Malawi: A transforming experience inspires an ongoing relationship

A study abroad experience related to sustainability has developed into an ongoing community relationship between Appalachian State University and the African nation of Malawi.

That's the power of transformative experiences.

Why Malawi?

Through the Walker College of Business, students have made two trips to Malawi near the capital of Lilongwe. They learn how non-governmental organizations, government and communities are addressing economic, social and environmental challenges. They also participate in service projects and stay in the homes of local families.

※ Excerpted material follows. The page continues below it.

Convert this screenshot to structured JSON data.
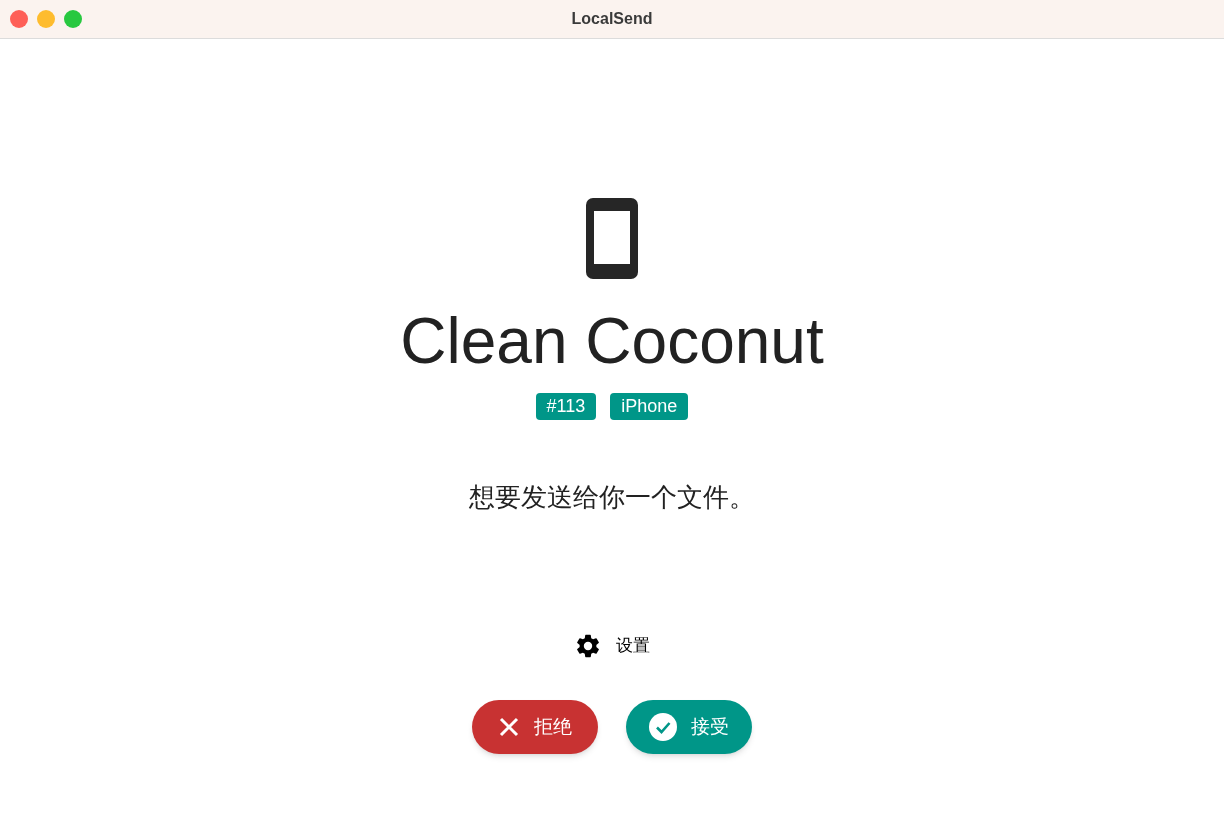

"I think one of the special things about this university is the fact that we were able to go abroad, but also how much followed us as we came back to campus," said Jesse Pipes, an MBA candidate at Appalachian. He helped initiate Appalachian's academic connection to Malawi through a non-profit organization he and friends started a decade ago, called World Camp.

"Africa has so much to teach us and we have so many resources that we can share... The community solutions the students saw practiced in Malawi can be applied here in the U.S. or any community for that matter."

What difference do students make?

The first group of Appalachian students in 2012 worked with villagers to research the feasibility of establishing a maize mill, including start-up costs, monthly operating costs and projected revenue. They determined start-up costs could be recovered in the first year of operation.

After returning home, the students remained engaged with the African nation by forming the Sustainable Services Initiative Club on campus to explore solutions to community challenges—including collecting funds for the proposed maize mill and for children's school fees.

On the second study abroad, students met William Kamkwamba, co-author of the international best-selling book "The Boy Who Harnessed the Wind." The book relates his story of how he achieved his dream of bringing electricity, light and the promise of a better life to his family and his Malawi village of Wimbe.

What impact does Malawi have in Boone?

As a result of the study abroad programs, "The Boy Who Harnessed the Wind" author visited campus as the keynote speaker at Appalachian's 5th Annual Global Opportunities Conference in April 2013, which had a record 550 attendees. These included visiting classes from Watauga and Avery high schools and Two Rivers Charter School, as well as the campus and larger communities.

Having Kamkwamba on campus to share his message of hope, encouragement, dreams and creativity "served as a segue to start conversation," explained marketing major Deja Borders.

"I share the bit of awareness that I have every chance that I get," said Borders, who participated in the 2013 study abroad program.

"Now that I have experienced Malawi, a country I knew nothing about prior to researching the trip, I have been able to discuss with people everything that I learned. Those opportunities have led to conversations about the intellect, congeniality, national language, education, currency and so many other things that the average American does not know about Malawi."

Will Appalachian continue this relationship?

Yes, a third study abroad program is planned for May 2014. It will be part of a sustainable development and business course. To learn more, contact Meredith Church at churchmm@appstate.edu or 828-262-7727.

"The students gain unique life skills," said Pipes, "and an understanding of how best to use them: critical thinking, listening to others, asking better questions, generating ideas, active collaboration. They learn that by pooling what you know and who you know, you can better support each other."